Segment Start: Data provided

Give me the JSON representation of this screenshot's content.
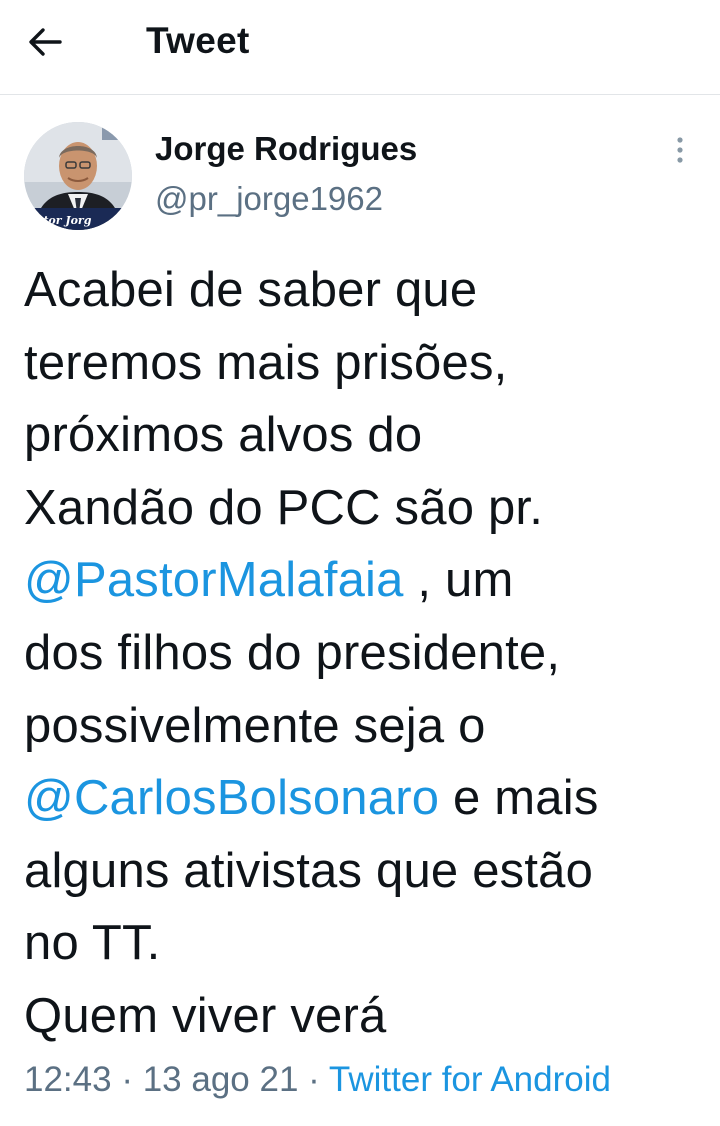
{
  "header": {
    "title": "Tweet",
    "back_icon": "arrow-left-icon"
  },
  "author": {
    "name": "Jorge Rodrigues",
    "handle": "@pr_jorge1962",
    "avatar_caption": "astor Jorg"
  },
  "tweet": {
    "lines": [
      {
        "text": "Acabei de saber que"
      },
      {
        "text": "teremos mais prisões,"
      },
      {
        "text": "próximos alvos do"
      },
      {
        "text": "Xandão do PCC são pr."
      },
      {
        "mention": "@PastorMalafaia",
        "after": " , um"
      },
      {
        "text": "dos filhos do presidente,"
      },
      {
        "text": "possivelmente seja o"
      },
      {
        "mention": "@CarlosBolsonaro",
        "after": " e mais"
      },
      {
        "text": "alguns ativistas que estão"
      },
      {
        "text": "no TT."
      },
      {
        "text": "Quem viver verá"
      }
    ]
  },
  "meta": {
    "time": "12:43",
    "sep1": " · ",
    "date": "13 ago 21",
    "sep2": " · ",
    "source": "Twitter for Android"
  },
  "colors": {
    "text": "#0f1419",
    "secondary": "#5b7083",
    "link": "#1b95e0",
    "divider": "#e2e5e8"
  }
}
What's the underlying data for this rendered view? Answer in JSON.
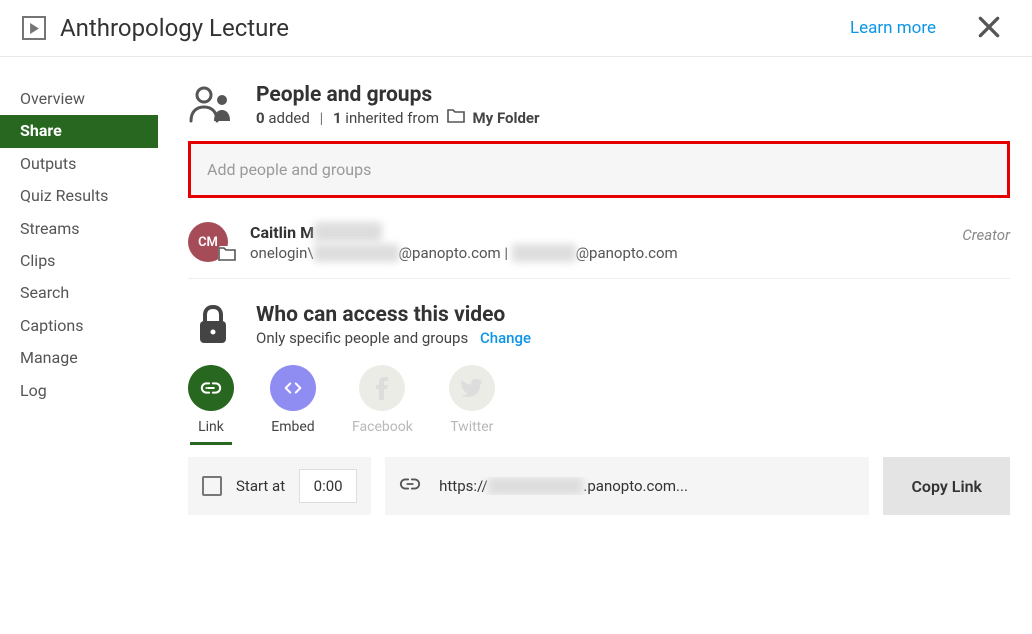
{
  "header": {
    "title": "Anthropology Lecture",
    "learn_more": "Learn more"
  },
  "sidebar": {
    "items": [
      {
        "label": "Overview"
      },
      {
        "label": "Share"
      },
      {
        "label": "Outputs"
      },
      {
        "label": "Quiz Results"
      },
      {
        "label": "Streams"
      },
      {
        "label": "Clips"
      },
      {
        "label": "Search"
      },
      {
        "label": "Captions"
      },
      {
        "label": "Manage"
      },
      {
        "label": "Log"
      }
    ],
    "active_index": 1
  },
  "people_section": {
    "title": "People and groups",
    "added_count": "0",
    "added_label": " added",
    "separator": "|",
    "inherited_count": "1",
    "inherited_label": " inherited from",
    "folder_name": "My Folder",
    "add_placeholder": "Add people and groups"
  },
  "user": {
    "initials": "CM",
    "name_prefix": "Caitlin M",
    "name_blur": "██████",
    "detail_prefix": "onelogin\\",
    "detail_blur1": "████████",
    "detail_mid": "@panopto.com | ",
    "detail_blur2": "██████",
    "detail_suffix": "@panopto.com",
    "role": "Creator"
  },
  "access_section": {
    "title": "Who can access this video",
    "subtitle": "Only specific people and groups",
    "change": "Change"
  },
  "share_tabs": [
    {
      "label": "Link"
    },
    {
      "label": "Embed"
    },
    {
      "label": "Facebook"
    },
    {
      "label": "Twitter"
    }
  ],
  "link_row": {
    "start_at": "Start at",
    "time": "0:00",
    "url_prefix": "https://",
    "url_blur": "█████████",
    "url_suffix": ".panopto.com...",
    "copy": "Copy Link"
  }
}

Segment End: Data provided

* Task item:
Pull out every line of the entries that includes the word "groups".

* Answer section:
    "title": "People and groups",
    "add_placeholder": "Add people and groups"
    "subtitle": "Only specific people and groups",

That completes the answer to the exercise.